A very thin mixture of water putty and water was dabbed over the brick wall, then dried with a heat gun on low.  Although there was some residue on the brick surface, it was readily wiped off with a slightly damp cloth or finger.  As the putty dried, the mortar lines gradually appeared, and the result was exactly what I was looking for.  Not only that, but I now have a lifetime supply of Durham's water putty!

With the walls finished, I painted the window frames flat white and installed them in the brick walls. I also glued the corner pieces to the ends of the walls at this time, using Elmer's yellow carpenter's glue.  After painting and adding the double doors and the personnel door, the building was beginning to take shape.  The concrete foundation was also added at this time.

My next step was to glue the walls together, again using yellow carpenter's glue.  I also glued 1/8" square stripwood along the top and bottom of each side and end piece to prevent warping.  

With the walls assembled, the building was beginning to resemble the prototype ... except for the roof.
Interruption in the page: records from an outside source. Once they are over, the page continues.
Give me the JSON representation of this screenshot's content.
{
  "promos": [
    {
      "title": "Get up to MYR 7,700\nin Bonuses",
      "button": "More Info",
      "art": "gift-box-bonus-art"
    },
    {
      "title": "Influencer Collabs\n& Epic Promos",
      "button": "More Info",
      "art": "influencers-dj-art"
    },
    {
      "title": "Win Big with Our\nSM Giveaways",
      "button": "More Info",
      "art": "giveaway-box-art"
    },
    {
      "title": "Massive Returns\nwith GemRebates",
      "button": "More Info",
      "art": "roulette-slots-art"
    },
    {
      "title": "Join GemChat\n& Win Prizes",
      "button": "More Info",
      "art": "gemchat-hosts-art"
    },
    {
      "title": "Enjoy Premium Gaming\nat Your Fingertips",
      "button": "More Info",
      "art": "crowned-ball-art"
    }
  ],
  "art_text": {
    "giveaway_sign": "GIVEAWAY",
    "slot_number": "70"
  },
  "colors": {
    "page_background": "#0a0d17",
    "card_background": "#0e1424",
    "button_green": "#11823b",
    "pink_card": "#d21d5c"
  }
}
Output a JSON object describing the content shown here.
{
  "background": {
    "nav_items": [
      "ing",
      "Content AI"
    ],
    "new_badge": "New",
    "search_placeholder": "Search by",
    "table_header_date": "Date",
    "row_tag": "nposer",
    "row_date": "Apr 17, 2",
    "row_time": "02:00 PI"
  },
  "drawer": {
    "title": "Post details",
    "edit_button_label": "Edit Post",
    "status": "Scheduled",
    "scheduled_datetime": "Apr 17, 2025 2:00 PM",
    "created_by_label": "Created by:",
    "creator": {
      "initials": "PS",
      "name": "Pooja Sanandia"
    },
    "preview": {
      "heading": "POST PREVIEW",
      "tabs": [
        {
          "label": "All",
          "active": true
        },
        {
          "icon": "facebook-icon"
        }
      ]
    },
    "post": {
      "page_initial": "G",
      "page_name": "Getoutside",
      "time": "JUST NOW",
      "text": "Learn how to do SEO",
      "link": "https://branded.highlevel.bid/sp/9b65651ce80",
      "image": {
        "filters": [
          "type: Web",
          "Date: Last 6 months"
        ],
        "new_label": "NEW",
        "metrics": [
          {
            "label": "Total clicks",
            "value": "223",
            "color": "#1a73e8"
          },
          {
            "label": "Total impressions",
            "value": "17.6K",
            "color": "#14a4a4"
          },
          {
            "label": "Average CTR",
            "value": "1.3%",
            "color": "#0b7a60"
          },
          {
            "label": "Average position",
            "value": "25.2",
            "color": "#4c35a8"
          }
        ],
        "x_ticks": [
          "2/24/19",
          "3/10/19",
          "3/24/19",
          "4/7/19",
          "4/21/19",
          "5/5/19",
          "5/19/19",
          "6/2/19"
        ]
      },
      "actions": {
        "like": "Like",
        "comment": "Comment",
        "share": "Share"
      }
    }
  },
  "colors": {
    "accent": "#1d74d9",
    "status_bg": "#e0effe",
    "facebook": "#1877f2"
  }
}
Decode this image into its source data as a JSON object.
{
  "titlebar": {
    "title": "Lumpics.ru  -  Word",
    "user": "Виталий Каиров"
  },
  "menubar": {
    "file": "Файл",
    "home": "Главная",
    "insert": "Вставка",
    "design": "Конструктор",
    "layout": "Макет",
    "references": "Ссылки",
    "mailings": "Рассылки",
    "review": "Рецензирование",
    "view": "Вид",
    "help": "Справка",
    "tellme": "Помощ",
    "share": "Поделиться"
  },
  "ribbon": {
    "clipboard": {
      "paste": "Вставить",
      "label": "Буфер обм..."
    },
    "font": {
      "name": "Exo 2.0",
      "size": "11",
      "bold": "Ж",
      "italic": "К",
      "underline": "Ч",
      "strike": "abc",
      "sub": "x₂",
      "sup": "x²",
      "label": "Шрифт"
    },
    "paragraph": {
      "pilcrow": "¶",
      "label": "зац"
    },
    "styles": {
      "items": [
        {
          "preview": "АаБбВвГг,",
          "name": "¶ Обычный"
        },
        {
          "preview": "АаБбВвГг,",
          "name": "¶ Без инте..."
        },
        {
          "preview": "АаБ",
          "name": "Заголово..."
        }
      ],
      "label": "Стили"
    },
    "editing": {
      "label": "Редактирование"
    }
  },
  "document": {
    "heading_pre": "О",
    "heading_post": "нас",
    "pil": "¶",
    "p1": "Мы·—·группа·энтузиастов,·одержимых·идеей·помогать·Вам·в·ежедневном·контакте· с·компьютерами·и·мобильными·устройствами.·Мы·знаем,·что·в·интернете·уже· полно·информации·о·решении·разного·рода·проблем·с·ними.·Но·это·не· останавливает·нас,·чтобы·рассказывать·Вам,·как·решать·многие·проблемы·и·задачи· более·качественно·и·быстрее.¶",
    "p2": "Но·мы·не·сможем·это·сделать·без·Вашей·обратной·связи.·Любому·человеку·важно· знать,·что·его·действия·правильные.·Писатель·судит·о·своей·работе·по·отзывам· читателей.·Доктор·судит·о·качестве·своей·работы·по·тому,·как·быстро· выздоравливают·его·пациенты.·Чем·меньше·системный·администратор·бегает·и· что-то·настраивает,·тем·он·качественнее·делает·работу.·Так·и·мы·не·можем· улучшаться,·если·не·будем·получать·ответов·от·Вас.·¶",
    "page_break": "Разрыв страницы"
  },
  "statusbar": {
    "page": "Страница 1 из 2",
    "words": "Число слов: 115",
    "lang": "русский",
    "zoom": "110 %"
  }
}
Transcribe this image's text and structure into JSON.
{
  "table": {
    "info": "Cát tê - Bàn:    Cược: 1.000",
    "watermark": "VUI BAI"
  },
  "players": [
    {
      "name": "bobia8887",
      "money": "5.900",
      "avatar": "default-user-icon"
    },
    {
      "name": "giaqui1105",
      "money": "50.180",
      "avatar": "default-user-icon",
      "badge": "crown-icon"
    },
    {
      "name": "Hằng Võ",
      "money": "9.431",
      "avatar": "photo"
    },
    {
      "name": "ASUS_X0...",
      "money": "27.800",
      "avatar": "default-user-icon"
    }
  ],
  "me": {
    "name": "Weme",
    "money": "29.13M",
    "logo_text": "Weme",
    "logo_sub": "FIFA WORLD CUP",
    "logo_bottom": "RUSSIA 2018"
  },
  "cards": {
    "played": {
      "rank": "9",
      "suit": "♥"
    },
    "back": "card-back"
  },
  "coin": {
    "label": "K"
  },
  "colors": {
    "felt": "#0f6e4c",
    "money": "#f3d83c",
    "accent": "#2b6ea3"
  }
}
The north and south doors are heavily weathered in the photographs above.  I applied a small amount of driftwood acrylic paint over the oxide red doors.  The result was a streaked, weathered look that is a good facsimile of the prototype.  The north doors and the personnel door were similarly treated.

The only thing remaining was to complete the roof, using techniques similar to what I did with the electrical shop in the previous post. A cardboard sub-roof was cut from mat board, then corrugated metal panels were cut from Campbell corrugated strips.  There was one final problem, however; in the photos, the roof has a reddish orange color. It was not clear if the roof was painted this color or simply heavily rusted.  Early photos in books on the EBT suggest that it has been this color for many years.   I put out a request for information on the EBT website, but got no replies.  Finally, I decided that since the building is situated a good three feet from the aisle on my layout, no one would be able to tell if the roof was painted or rusty.  So I spray painted the roof the same NATO Black I used on other shop roofs, followed by a heavy coat of Dr. Ben's Rusty Red weathering powder.  The result is close enough to the prototype for my purposes.  

The next and last installment in this series will highlight a number of other shop buildings -- some scratch built, some kit built, some kit bashed -- where I have used techniques similar to those illustrated here to create a unified, realistic version of the EBT shops as they appeared on a summer day in the 1950's.